I strongly believe that most context sensitive help solutions around today are lacking in context, which would be funny if it wasn’t so annoying.
We see various definitions out there in the public domain like…Context-sensitive Help provides information about the user interface of an application relative to the task a user performs. Which completely ignores the user’s real context, as it seems to mean that the only context is where the user is in the app!
Wikipedia states: “Context-sensitive is an adjective meaning “depending on context” or “depending on circumstances”. It may refer to: Context-sensitive grammar. Context-sensitive language. Context-sensitive help.” Which covers a lot more scenarios closer to the real world.
So when we think about all of the above variations…to get true context sensitive help we really need to consider the following:
- Who is the person and what is their Role?
- How experienced are they?
- How do they like to digest information (Video, text, be shown something or listen for example)
- What is their preferred language?
- What area of the application are they currently in?
- We need to know where they need help and the data from the current record they are looking at should also provide context.
- What content they are engaging with and if it was useful!
- Is the person happy?
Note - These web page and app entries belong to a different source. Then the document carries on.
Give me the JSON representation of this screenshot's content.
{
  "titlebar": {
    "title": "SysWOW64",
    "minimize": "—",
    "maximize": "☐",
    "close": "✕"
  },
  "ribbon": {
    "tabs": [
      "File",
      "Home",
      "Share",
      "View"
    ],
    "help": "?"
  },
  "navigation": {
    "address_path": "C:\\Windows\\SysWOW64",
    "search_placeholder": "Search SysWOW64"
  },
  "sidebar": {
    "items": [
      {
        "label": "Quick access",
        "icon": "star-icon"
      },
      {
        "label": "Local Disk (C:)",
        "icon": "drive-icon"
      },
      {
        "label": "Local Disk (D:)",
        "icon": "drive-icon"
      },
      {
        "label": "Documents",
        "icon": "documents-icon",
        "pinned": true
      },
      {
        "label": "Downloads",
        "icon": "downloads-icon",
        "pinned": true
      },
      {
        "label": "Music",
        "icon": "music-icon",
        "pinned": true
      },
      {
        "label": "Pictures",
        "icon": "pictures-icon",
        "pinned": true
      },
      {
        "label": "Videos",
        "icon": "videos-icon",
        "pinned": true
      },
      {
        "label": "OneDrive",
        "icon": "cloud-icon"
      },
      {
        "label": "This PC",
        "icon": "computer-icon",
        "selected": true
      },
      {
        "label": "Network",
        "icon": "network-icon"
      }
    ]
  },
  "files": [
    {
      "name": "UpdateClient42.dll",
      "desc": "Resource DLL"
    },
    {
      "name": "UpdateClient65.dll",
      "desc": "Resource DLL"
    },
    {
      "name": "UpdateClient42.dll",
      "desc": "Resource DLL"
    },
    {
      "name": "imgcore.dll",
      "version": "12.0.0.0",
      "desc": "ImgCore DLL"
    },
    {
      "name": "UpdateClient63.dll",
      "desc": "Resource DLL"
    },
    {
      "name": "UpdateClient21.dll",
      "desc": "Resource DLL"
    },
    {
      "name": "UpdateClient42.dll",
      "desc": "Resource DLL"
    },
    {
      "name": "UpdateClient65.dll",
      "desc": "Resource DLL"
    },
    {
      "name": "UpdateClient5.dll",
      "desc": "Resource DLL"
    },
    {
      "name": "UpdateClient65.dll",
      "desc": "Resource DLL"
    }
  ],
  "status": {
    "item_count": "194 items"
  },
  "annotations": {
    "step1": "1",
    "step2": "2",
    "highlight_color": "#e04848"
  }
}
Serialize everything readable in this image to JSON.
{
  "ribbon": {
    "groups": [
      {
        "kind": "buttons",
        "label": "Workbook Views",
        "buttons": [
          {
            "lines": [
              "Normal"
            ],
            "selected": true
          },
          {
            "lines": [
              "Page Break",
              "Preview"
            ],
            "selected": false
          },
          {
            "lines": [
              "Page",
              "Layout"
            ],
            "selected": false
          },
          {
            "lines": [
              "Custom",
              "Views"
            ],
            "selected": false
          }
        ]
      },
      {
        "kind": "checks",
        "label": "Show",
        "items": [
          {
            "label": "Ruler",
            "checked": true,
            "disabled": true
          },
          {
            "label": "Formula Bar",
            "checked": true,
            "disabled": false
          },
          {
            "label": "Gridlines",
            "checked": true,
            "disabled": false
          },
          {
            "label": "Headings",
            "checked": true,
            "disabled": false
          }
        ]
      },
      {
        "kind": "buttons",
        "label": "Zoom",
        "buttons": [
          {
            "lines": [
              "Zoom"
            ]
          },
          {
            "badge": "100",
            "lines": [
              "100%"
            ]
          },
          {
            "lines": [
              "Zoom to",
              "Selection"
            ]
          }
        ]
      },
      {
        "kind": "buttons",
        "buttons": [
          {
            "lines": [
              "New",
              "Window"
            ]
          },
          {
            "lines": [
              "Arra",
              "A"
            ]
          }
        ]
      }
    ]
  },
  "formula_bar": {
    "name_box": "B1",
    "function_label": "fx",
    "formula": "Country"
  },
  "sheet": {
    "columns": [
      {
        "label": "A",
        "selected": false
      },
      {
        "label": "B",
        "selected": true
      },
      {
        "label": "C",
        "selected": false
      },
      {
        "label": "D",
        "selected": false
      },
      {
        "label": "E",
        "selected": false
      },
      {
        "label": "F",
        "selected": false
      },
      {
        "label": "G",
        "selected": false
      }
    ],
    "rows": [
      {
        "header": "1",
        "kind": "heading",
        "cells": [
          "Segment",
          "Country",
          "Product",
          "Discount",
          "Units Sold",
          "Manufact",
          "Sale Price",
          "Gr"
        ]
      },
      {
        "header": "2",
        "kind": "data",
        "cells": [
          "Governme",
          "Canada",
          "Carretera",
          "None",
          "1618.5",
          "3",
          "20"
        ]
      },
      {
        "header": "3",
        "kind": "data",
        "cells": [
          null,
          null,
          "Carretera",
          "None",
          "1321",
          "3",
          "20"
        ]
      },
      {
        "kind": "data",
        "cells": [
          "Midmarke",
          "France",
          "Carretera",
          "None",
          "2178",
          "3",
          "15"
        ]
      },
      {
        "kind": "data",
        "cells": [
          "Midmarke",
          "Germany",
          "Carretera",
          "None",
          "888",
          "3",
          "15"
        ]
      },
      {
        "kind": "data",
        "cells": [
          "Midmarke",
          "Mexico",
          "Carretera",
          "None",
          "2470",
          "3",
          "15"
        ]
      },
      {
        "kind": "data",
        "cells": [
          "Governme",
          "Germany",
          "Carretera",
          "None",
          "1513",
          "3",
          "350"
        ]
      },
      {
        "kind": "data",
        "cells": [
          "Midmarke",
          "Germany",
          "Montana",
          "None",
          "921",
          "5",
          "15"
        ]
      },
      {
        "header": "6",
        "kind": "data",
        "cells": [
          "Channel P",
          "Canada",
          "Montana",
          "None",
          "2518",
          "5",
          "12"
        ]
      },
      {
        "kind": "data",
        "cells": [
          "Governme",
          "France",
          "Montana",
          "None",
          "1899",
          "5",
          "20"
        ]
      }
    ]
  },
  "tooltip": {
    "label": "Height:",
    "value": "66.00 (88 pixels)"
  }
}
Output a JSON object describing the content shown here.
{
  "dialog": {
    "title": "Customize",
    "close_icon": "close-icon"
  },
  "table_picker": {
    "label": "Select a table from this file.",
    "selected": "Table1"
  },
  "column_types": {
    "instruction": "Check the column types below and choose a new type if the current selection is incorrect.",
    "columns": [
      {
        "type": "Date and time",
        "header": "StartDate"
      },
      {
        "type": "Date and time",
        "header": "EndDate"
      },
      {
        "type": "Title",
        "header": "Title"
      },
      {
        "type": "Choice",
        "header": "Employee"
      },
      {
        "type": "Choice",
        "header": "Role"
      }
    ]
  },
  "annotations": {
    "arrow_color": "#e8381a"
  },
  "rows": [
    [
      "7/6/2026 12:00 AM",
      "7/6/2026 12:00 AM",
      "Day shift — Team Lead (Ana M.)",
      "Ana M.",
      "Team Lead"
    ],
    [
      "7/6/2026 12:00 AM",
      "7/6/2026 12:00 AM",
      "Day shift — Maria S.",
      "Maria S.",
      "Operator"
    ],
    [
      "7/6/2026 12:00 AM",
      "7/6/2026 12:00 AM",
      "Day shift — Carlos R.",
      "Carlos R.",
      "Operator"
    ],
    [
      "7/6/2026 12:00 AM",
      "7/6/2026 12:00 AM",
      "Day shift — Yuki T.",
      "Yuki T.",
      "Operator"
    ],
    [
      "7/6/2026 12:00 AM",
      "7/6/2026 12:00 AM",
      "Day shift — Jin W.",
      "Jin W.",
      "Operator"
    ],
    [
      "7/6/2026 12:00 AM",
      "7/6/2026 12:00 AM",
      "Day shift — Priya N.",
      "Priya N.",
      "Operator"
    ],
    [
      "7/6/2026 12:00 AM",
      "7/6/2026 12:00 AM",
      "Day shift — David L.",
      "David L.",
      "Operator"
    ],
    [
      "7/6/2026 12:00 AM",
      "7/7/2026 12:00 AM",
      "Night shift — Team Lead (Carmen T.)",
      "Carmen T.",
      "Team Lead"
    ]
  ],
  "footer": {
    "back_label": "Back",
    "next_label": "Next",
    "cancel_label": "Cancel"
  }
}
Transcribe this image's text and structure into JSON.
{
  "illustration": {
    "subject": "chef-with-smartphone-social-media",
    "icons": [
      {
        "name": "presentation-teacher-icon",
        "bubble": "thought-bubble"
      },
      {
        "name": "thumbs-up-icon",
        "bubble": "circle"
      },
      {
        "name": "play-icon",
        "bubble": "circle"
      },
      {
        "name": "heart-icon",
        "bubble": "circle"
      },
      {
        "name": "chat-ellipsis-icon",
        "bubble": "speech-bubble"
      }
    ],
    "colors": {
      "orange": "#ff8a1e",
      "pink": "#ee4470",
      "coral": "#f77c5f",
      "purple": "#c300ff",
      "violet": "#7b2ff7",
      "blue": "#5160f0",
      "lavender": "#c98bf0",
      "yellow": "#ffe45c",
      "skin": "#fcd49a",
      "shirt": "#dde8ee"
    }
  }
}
Did they get what they needed, when they needed it?
All of these questions relate to the user as the focus of context, the context in this case being the user’s experience, preferences, learning style, their actions, their history, their behaviour and any issues they may be having.
So without this depth of knowledge, context sensitive help that only addresses some of these elements or provides just field or application level help are barely any use and offer very limited value to your business or your users.
It needs to go way above this to get things right…